[Your instructions] Without carrying over a single picture, write out the records below exactly.

*** Opening Dataset entries ***

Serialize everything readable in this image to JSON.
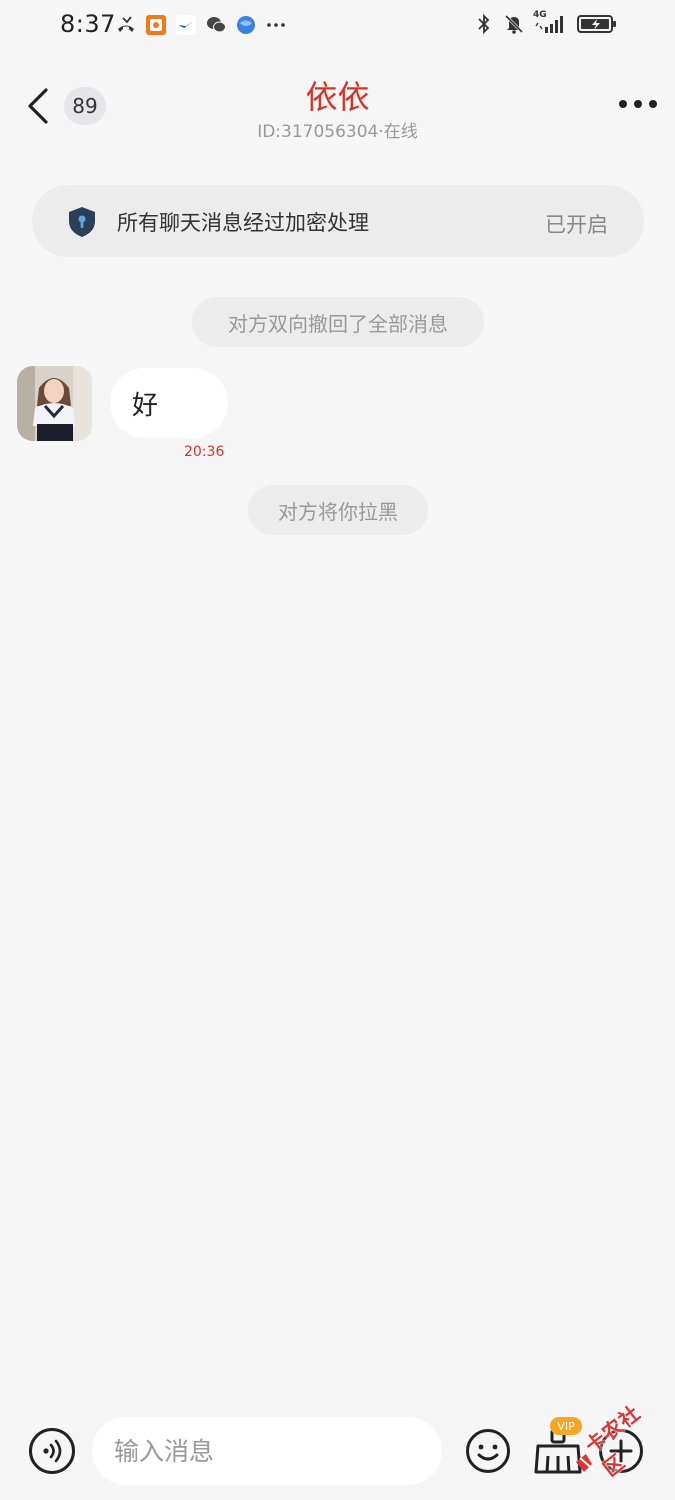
{
  "status_bar": {
    "time": "8:37",
    "left_icons": [
      "missed-call-icon",
      "app-icon-orange",
      "bird-app-icon",
      "wechat-icon",
      "browser-icon",
      "more-dots-icon"
    ],
    "right_icons": [
      "bluetooth-icon",
      "mute-bell-icon",
      "signal-4g-icon",
      "battery-charging-icon"
    ],
    "network_label": "4G"
  },
  "header": {
    "back_label": "back",
    "unread_count": "89",
    "title": "依依",
    "subtitle": "ID:317056304·在线"
  },
  "encrypt_banner": {
    "text": "所有聊天消息经过加密处理",
    "status": "已开启"
  },
  "messages": [
    {
      "type": "system",
      "text": "对方双向撤回了全部消息"
    },
    {
      "type": "incoming",
      "text": "好",
      "time": "20:36"
    },
    {
      "type": "system",
      "text": "对方将你拉黑"
    }
  ],
  "input_bar": {
    "placeholder": "输入消息",
    "vip_label": "VIP"
  },
  "watermark": {
    "text": "卡农社区"
  },
  "colors": {
    "accent": "#d8322a",
    "background": "#f6f6f6",
    "bubble": "#ffffff",
    "notice_bg": "#ececec",
    "vip": "#f5a623"
  }
}
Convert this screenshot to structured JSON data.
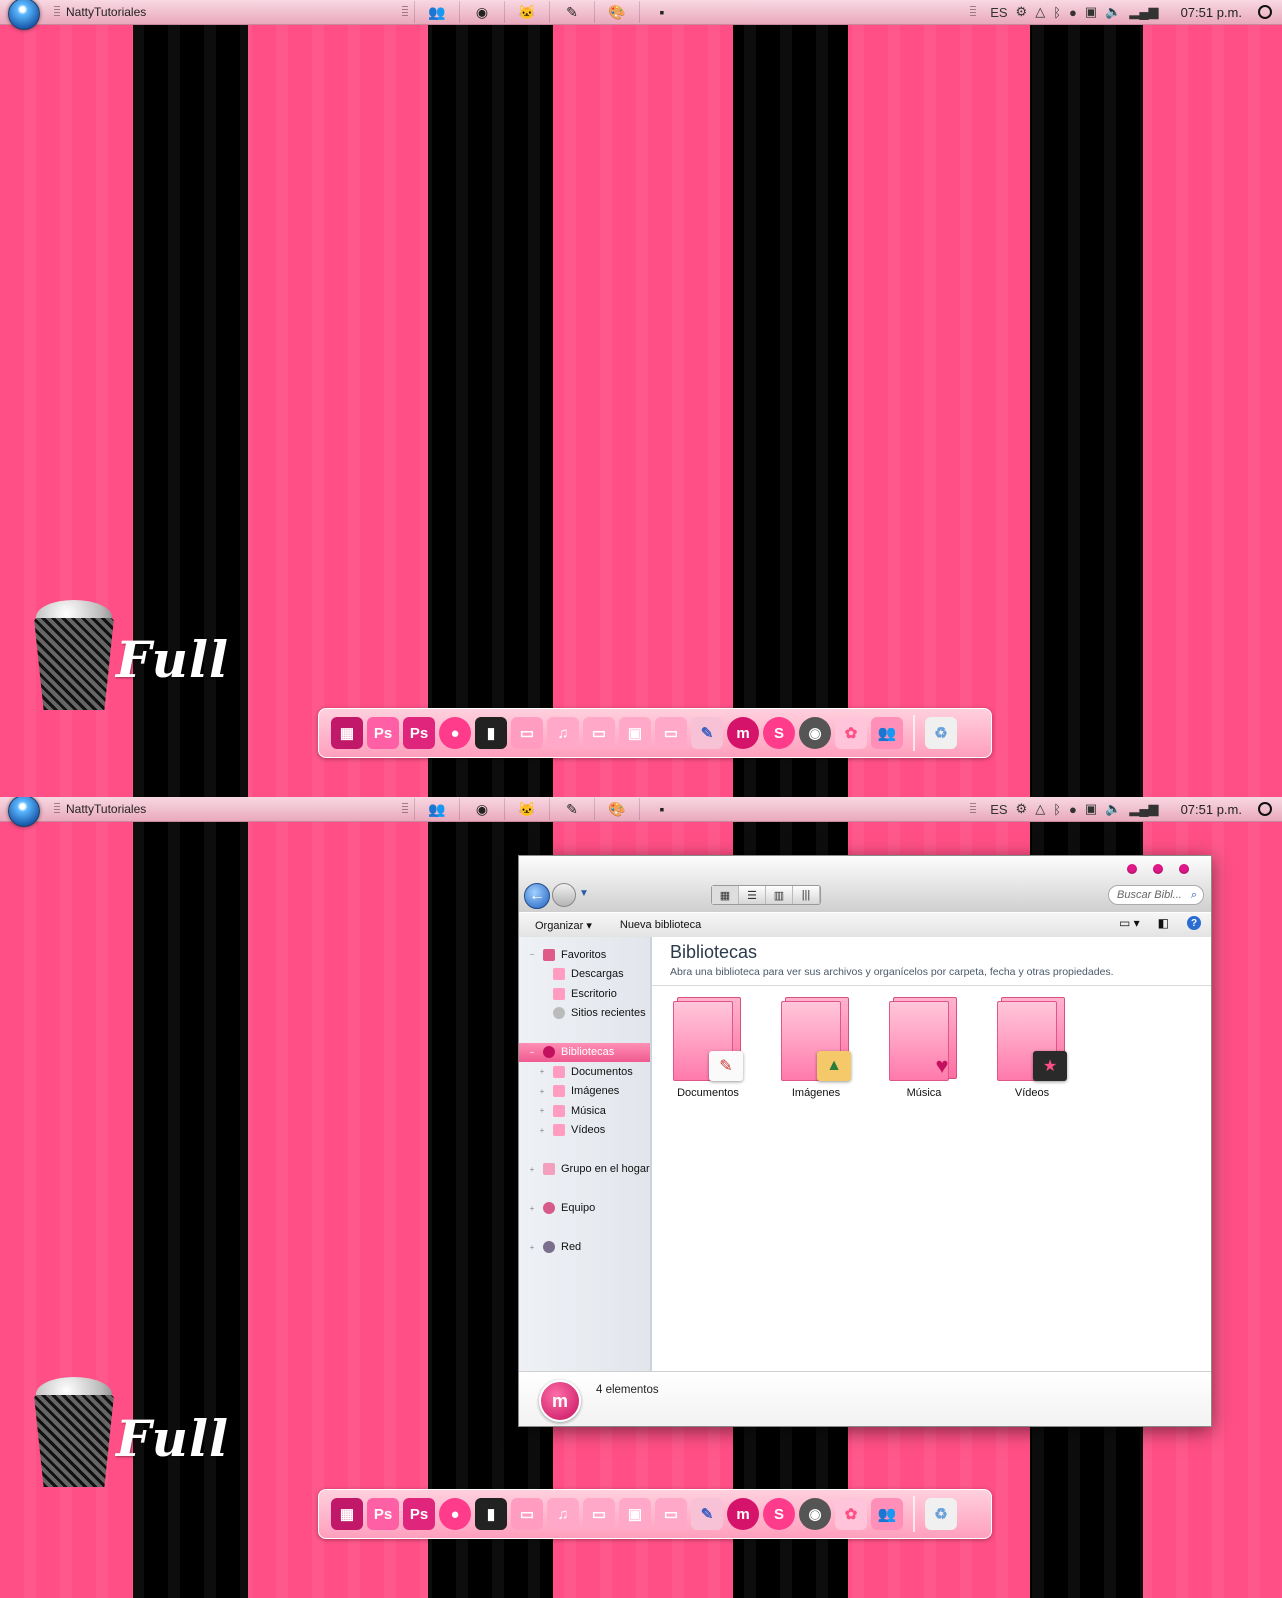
{
  "taskbar": {
    "title": "NattyTutoriales",
    "task_icons": [
      "people-icon",
      "chrome-icon",
      "cat-icon",
      "photoshop-icon",
      "paint-icon",
      "terminal-icon"
    ],
    "language": "ES",
    "clock": "07:51 p.m."
  },
  "desktop": {
    "overlay_text": "Full"
  },
  "dock": {
    "icons": [
      "domo-icon",
      "photoshop-icon",
      "photoshop-alt-icon",
      "webcam-icon",
      "camera-icon",
      "folder-icon",
      "folder-music-icon",
      "folder-icon",
      "folder-pictures-icon",
      "folder-icon",
      "paint-icon",
      "mm-icon",
      "skype-icon",
      "chrome-icon",
      "flower-icon",
      "messenger-icon",
      "recycle-bin-icon"
    ]
  },
  "explorer": {
    "search_placeholder": "Buscar Bibl...",
    "toolbar": {
      "organize": "Organizar",
      "new_library": "Nueva biblioteca"
    },
    "nav": {
      "favorites": "Favoritos",
      "downloads": "Descargas",
      "desktop": "Escritorio",
      "recent": "Sitios recientes",
      "libraries": "Bibliotecas",
      "documents": "Documentos",
      "images": "Imágenes",
      "music": "Música",
      "videos": "Vídeos",
      "homegroup": "Grupo en el hogar",
      "computer": "Equipo",
      "network": "Red"
    },
    "content": {
      "title": "Bibliotecas",
      "subtitle": "Abra una biblioteca para ver sus archivos y organícelos por carpeta, fecha y otras propiedades.",
      "items": [
        {
          "label": "Documentos",
          "icon": "document-icon"
        },
        {
          "label": "Imágenes",
          "icon": "picture-icon"
        },
        {
          "label": "Música",
          "icon": "headphones-icon"
        },
        {
          "label": "Vídeos",
          "icon": "clapperboard-icon"
        }
      ]
    },
    "status": {
      "count": "4 elementos",
      "logo": "m"
    }
  },
  "colors": {
    "pink": "#ff4f86",
    "black": "#000000",
    "accent": "#e2188a"
  }
}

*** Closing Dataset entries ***

[Response below]
Serialize everything readable in this image to JSON.
{
  "status_bar": {
    "time": "8:37",
    "left_icons": [
      "missed-call-icon",
      "app-icon-orange",
      "bird-app-icon",
      "wechat-icon",
      "browser-icon",
      "more-dots-icon"
    ],
    "right_icons": [
      "bluetooth-icon",
      "mute-bell-icon",
      "signal-4g-icon",
      "battery-charging-icon"
    ],
    "network_label": "4G"
  },
  "header": {
    "back_label": "back",
    "unread_count": "89",
    "title": "依依",
    "subtitle": "ID:317056304·在线"
  },
  "encrypt_banner": {
    "text": "所有聊天消息经过加密处理",
    "status": "已开启"
  },
  "messages": [
    {
      "type": "system",
      "text": "对方双向撤回了全部消息"
    },
    {
      "type": "incoming",
      "text": "好",
      "time": "20:36"
    },
    {
      "type": "system",
      "text": "对方将你拉黑"
    }
  ],
  "input_bar": {
    "placeholder": "输入消息",
    "vip_label": "VIP"
  },
  "watermark": {
    "text": "卡农社区"
  },
  "colors": {
    "accent": "#d8322a",
    "background": "#f6f6f6",
    "bubble": "#ffffff",
    "notice_bg": "#ececec",
    "vip": "#f5a623"
  }
}
Convert this screenshot to structured JSON data.
{
  "taskbar": {
    "title": "NattyTutoriales",
    "task_icons": [
      "people-icon",
      "chrome-icon",
      "cat-icon",
      "photoshop-icon",
      "paint-icon",
      "terminal-icon"
    ],
    "language": "ES",
    "clock": "07:51 p.m."
  },
  "desktop": {
    "overlay_text": "Full"
  },
  "dock": {
    "icons": [
      "domo-icon",
      "photoshop-icon",
      "photoshop-alt-icon",
      "webcam-icon",
      "camera-icon",
      "folder-icon",
      "folder-music-icon",
      "folder-icon",
      "folder-pictures-icon",
      "folder-icon",
      "paint-icon",
      "mm-icon",
      "skype-icon",
      "chrome-icon",
      "flower-icon",
      "messenger-icon",
      "recycle-bin-icon"
    ]
  },
  "explorer": {
    "search_placeholder": "Buscar Bibl...",
    "toolbar": {
      "organize": "Organizar",
      "new_library": "Nueva biblioteca"
    },
    "nav": {
      "favorites": "Favoritos",
      "downloads": "Descargas",
      "desktop": "Escritorio",
      "recent": "Sitios recientes",
      "libraries": "Bibliotecas",
      "documents": "Documentos",
      "images": "Imágenes",
      "music": "Música",
      "videos": "Vídeos",
      "homegroup": "Grupo en el hogar",
      "computer": "Equipo",
      "network": "Red"
    },
    "content": {
      "title": "Bibliotecas",
      "subtitle": "Abra una biblioteca para ver sus archivos y organícelos por carpeta, fecha y otras propiedades.",
      "items": [
        {
          "label": "Documentos",
          "icon": "document-icon"
        },
        {
          "label": "Imágenes",
          "icon": "picture-icon"
        },
        {
          "label": "Música",
          "icon": "headphones-icon"
        },
        {
          "label": "Vídeos",
          "icon": "clapperboard-icon"
        }
      ]
    },
    "status": {
      "count": "4 elementos",
      "logo": "m"
    }
  },
  "colors": {
    "pink": "#ff4f86",
    "black": "#000000",
    "accent": "#e2188a"
  }
}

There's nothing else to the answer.